HMS Enterprise is due to return to her home port of Plymouth this week after 20 months away.

The survey ship returns to Devonport on Friday (June 10) having sailed over 50,000 miles during her deployment. Her most recent operations over the last few months include surveying an area the size of Dartmoor National Park.

Her deployment has also included West Africa, Arabian Gulf, Gibraltar, Oman and southern Red Sea.

HMS Enterprise is one of two Echo Class ships in the Royal Navy designed to spend most of their time on operations, so it will be an exciting moment for her ship’s company and their families when she finally ties up at her base-port.

Commander Jon Holmes, the ship’s commanding officer said:

“It is always special for a ship to return to her home base after a long period away.

“Our relief manning system allows us to operate in this way, but also allows the work to continue.”

“After a short stay and change of half of the crew, we will be back to sea early next week.”

HMS Enterprise operates a watch rotation manning regime, allowing her company of 76 to regularly rotate with 50 personnel onboard at any one time. This class of warship is designed to provide the Royal Navy with modern hydrographic and oceanographic capabilities, provided by multi-beam echo sounders and an array of towed sensors for military data gathering.

During her deployment a variety of charity events took place to raise money for the Primrose Cancer Ward at Derriford hospital in Plymouth – HMS Enterprise’s nominated charity. Among these events were the dry land ‘Row the Suez’ challenge which raised £170.

Another highlight was the race against time that tested the mental agility of sailor Rolly ‘Roulston undertook the physical test to see how many times he could complete a Rubiks Cube during the 11-hour transit.
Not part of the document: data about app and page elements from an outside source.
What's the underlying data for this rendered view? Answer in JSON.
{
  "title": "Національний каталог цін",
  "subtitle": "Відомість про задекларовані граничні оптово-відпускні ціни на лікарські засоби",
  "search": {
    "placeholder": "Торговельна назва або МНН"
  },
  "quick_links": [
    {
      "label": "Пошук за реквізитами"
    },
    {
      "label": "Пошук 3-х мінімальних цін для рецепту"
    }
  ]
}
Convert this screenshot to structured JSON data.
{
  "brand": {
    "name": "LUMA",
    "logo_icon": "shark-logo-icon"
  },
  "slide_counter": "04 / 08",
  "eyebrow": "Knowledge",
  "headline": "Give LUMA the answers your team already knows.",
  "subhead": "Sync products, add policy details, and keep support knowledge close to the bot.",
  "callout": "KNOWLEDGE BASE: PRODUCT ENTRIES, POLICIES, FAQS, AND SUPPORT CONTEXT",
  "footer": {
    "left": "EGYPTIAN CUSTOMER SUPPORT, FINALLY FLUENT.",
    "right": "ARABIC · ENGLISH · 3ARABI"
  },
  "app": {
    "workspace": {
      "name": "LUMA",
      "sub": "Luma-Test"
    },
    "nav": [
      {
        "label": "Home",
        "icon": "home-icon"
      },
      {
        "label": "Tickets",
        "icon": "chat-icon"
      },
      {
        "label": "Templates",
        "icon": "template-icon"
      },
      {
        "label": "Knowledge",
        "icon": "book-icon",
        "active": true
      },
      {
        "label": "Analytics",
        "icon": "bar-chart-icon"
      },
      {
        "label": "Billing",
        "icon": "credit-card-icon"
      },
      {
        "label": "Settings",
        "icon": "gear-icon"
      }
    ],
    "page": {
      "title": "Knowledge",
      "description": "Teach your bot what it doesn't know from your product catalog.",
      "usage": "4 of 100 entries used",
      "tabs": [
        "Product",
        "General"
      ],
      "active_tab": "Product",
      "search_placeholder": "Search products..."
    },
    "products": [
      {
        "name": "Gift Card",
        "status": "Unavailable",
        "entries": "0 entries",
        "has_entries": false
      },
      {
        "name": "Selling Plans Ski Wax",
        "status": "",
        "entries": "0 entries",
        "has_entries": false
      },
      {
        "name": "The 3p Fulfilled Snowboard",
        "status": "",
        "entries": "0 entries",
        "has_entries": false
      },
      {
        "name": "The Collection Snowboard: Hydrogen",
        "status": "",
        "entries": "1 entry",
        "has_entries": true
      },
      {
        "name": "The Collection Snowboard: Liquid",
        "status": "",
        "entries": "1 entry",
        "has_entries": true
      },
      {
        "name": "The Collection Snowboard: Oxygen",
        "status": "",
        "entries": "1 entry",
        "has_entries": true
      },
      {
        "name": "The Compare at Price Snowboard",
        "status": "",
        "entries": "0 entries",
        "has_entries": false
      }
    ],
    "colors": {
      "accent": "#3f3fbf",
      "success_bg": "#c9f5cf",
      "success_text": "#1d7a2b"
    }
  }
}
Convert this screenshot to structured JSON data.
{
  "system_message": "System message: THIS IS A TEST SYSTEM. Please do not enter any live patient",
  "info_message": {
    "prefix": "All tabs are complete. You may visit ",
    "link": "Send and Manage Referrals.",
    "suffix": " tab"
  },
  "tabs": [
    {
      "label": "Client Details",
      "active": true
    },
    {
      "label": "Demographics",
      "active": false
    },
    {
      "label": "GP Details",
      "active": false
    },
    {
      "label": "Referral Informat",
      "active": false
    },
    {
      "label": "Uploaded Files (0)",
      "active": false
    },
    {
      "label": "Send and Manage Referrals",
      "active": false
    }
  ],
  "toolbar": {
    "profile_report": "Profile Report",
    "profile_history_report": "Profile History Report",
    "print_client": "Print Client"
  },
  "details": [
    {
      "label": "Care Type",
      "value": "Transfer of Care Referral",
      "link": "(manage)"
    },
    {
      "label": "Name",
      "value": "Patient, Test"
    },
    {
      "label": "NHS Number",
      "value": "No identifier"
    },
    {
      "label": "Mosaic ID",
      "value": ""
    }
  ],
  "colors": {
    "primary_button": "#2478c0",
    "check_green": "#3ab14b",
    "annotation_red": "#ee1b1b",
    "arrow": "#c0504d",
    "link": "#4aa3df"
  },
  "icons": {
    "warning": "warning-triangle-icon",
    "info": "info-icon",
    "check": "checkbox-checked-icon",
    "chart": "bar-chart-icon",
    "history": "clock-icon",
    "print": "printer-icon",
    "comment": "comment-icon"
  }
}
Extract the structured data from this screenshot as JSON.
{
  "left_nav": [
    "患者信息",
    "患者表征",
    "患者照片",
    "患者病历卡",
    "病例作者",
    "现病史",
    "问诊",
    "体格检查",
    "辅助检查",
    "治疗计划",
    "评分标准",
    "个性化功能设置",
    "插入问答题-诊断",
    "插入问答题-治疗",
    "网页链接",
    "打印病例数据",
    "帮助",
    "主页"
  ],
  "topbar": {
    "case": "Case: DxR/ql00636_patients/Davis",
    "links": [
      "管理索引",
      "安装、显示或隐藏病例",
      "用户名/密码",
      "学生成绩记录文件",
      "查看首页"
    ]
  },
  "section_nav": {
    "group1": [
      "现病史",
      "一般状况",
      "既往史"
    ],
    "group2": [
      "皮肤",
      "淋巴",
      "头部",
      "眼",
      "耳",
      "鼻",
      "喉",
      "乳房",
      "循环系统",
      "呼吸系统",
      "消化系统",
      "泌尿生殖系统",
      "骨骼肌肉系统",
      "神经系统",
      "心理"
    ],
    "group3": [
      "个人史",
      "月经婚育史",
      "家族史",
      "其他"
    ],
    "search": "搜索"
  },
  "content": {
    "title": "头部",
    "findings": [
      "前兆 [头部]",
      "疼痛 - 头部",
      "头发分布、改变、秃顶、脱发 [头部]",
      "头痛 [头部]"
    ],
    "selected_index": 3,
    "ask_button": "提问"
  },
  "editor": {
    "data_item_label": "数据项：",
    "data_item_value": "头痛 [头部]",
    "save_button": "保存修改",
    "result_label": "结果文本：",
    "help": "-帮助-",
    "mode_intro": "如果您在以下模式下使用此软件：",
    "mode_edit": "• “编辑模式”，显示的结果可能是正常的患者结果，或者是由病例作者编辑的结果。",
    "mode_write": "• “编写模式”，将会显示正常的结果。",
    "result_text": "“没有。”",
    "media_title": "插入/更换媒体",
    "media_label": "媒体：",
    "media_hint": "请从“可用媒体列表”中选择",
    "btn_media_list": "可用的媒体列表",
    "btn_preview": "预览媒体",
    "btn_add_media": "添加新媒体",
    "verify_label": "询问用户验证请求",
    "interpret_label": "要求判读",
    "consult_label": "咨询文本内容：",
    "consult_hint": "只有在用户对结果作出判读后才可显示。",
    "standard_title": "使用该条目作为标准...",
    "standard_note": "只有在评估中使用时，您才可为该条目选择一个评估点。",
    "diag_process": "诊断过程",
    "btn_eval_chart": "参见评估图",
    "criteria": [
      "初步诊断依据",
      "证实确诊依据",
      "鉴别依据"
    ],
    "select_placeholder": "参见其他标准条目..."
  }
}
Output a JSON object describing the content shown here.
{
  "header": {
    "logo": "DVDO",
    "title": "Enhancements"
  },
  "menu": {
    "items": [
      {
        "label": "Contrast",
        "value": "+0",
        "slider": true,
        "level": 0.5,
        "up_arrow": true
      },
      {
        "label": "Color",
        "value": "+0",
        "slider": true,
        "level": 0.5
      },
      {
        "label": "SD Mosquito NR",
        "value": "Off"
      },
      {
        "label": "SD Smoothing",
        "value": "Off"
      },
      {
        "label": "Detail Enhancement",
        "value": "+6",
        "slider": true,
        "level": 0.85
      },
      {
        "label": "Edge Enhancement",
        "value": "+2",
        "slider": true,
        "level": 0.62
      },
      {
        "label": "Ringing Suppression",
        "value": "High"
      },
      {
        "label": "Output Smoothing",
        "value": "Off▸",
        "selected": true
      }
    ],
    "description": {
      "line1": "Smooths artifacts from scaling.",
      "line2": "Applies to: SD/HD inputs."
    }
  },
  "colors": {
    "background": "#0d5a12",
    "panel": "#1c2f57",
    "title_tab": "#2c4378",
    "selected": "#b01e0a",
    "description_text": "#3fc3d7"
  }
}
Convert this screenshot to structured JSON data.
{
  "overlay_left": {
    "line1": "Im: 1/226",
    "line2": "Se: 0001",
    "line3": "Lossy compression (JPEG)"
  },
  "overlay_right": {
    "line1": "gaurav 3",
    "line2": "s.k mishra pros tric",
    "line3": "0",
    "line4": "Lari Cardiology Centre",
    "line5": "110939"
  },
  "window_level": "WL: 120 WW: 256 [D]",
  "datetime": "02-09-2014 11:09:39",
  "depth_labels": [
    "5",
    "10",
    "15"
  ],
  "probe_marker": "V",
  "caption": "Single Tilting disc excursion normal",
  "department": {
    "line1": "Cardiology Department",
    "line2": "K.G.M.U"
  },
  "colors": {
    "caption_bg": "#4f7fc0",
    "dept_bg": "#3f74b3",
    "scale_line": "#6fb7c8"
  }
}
While most people would probably be happy to complete a few dozen cubes in this period he solved the colourful conundrum in an astonishing 574 times in 10.5 hours, raising another £160 in the process.
Source: royalnavy, June 9, 2011;